Assignment>
Give only the number of lines below that contain the word "watermark".

Data for this exercise>
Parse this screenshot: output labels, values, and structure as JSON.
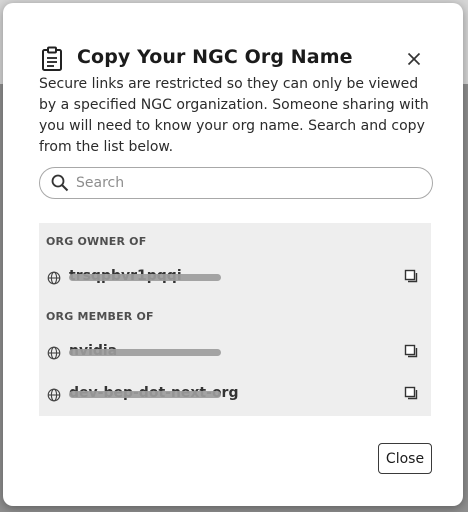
{
  "modal": {
    "title": "Copy Your NGC Org Name",
    "description": "Secure links are restricted so they can only be viewed by a specified NGC organization. Someone sharing with you will need to know your org name. Search and copy from the list below.",
    "search": {
      "placeholder": "Search",
      "value": ""
    },
    "sections": [
      {
        "label": "ORG OWNER OF",
        "orgs": [
          {
            "name": "trsqpbvr1pqqi"
          }
        ]
      },
      {
        "label": "ORG MEMBER OF",
        "orgs": [
          {
            "name": "nvidia"
          },
          {
            "name": "dev-bep-dot-next-org"
          }
        ]
      }
    ],
    "close_label": "Close"
  },
  "icons": {
    "header": "clipboard-icon",
    "close": "close-icon",
    "search": "search-icon",
    "org": "globe-icon",
    "copy": "copy-icon"
  },
  "colors": {
    "list_background": "#eeeeee",
    "redaction": "#9c9c9c",
    "text": "#1b1b1b"
  }
}
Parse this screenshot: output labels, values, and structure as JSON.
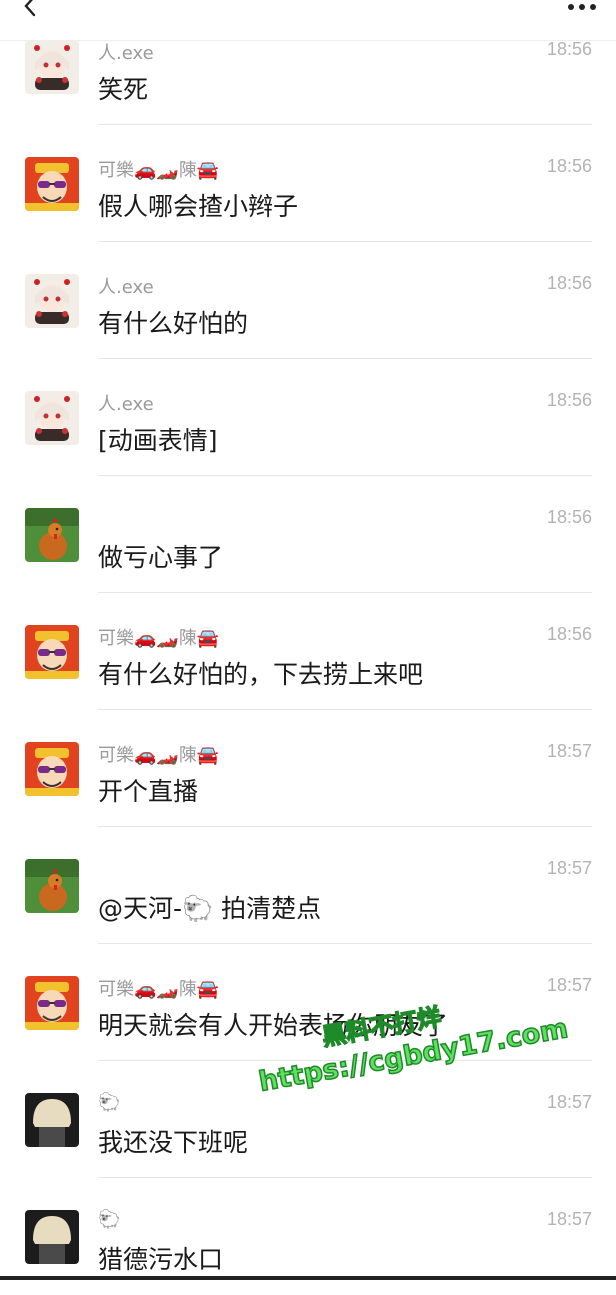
{
  "header": {
    "back_icon": "chevron-left-icon",
    "more_icon": "more-dots-icon"
  },
  "messages": [
    {
      "avatar": "anime-girl-avatar",
      "name": "人.exe",
      "time": "18:56",
      "text": "笑死"
    },
    {
      "avatar": "cartoon-god-avatar",
      "name": "可樂🚗🏎️陳🚘",
      "time": "18:56",
      "text": "假人哪会揸小辫子"
    },
    {
      "avatar": "anime-girl-avatar",
      "name": "人.exe",
      "time": "18:56",
      "text": "有什么好怕的"
    },
    {
      "avatar": "anime-girl-avatar",
      "name": "人.exe",
      "time": "18:56",
      "text": "[动画表情]"
    },
    {
      "avatar": "rooster-avatar",
      "name": "",
      "time": "18:56",
      "text": "做亏心事了"
    },
    {
      "avatar": "cartoon-god-avatar",
      "name": "可樂🚗🏎️陳🚘",
      "time": "18:56",
      "text": "有什么好怕的，下去捞上来吧"
    },
    {
      "avatar": "cartoon-god-avatar",
      "name": "可樂🚗🏎️陳🚘",
      "time": "18:57",
      "text": "开个直播"
    },
    {
      "avatar": "rooster-avatar",
      "name": "",
      "time": "18:57",
      "text": "@天河-🐑 拍清楚点"
    },
    {
      "avatar": "cartoon-god-avatar",
      "name": "可樂🚗🏎️陳🚘",
      "time": "18:57",
      "text": "明天就会有人开始表扬你朋友了"
    },
    {
      "avatar": "blonde-person-avatar",
      "name": "🐑",
      "time": "18:57",
      "text": "我还没下班呢"
    },
    {
      "avatar": "blonde-person-avatar",
      "name": "🐑",
      "time": "18:57",
      "text": "猎德污水口"
    }
  ],
  "watermark": {
    "line1": "黑料不打烊",
    "line2": "https://cgbdy17.com"
  },
  "colors": {
    "name": "#9a9a9a",
    "time": "#b3b3b3",
    "message": "#1a1a1a",
    "watermark": "#5fe05f"
  }
}
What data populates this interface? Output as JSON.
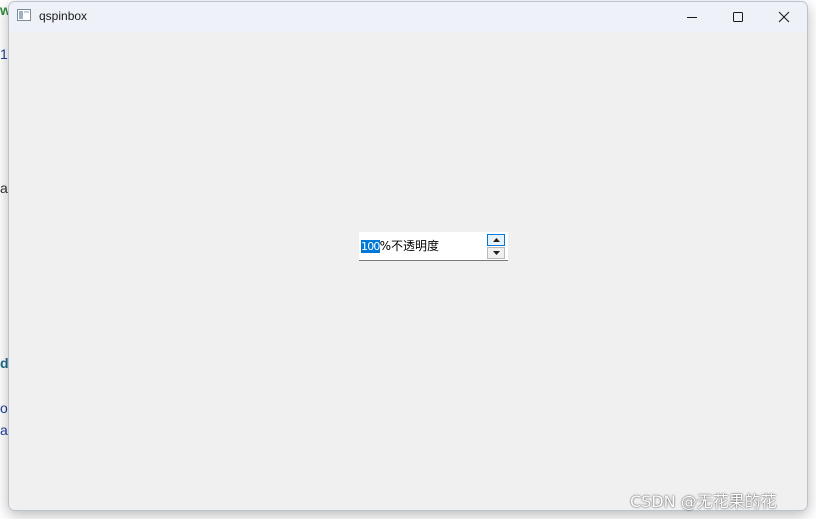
{
  "background_fragments": [
    {
      "text": "w",
      "color": "#2e8b3a"
    },
    {
      "text": "1",
      "color": "#1f3f9a"
    },
    {
      "text": "a",
      "color": "#333333"
    },
    {
      "text": "d",
      "color": "#1d6a8a"
    },
    {
      "text": "o",
      "color": "#1f3f9a"
    },
    {
      "text": "a",
      "color": "#1f3f9a"
    }
  ],
  "window": {
    "title": "qspinbox",
    "icon": "app-window-icon",
    "controls": {
      "minimize": "minimize-icon",
      "maximize": "maximize-icon",
      "close": "close-icon"
    }
  },
  "spinbox": {
    "value": "100",
    "suffix": "%不透明度",
    "selected_text": "100",
    "up_icon": "arrow-up-icon",
    "down_icon": "arrow-down-icon"
  },
  "watermark": "CSDN @无花果的花",
  "colors": {
    "client_bg": "#f0f0f0",
    "selection": "#0078d7",
    "titlebar": "#eef2f8"
  }
}
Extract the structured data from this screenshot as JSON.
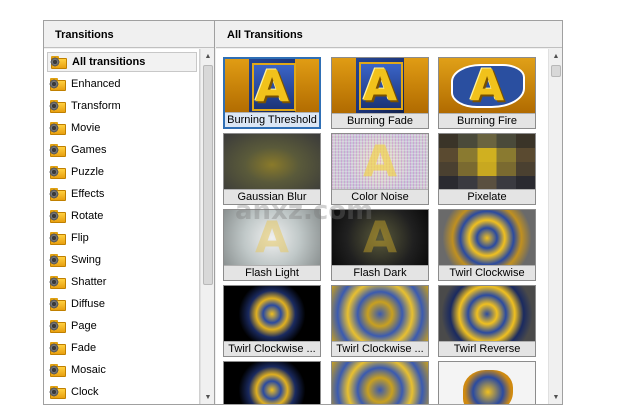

Response box>
3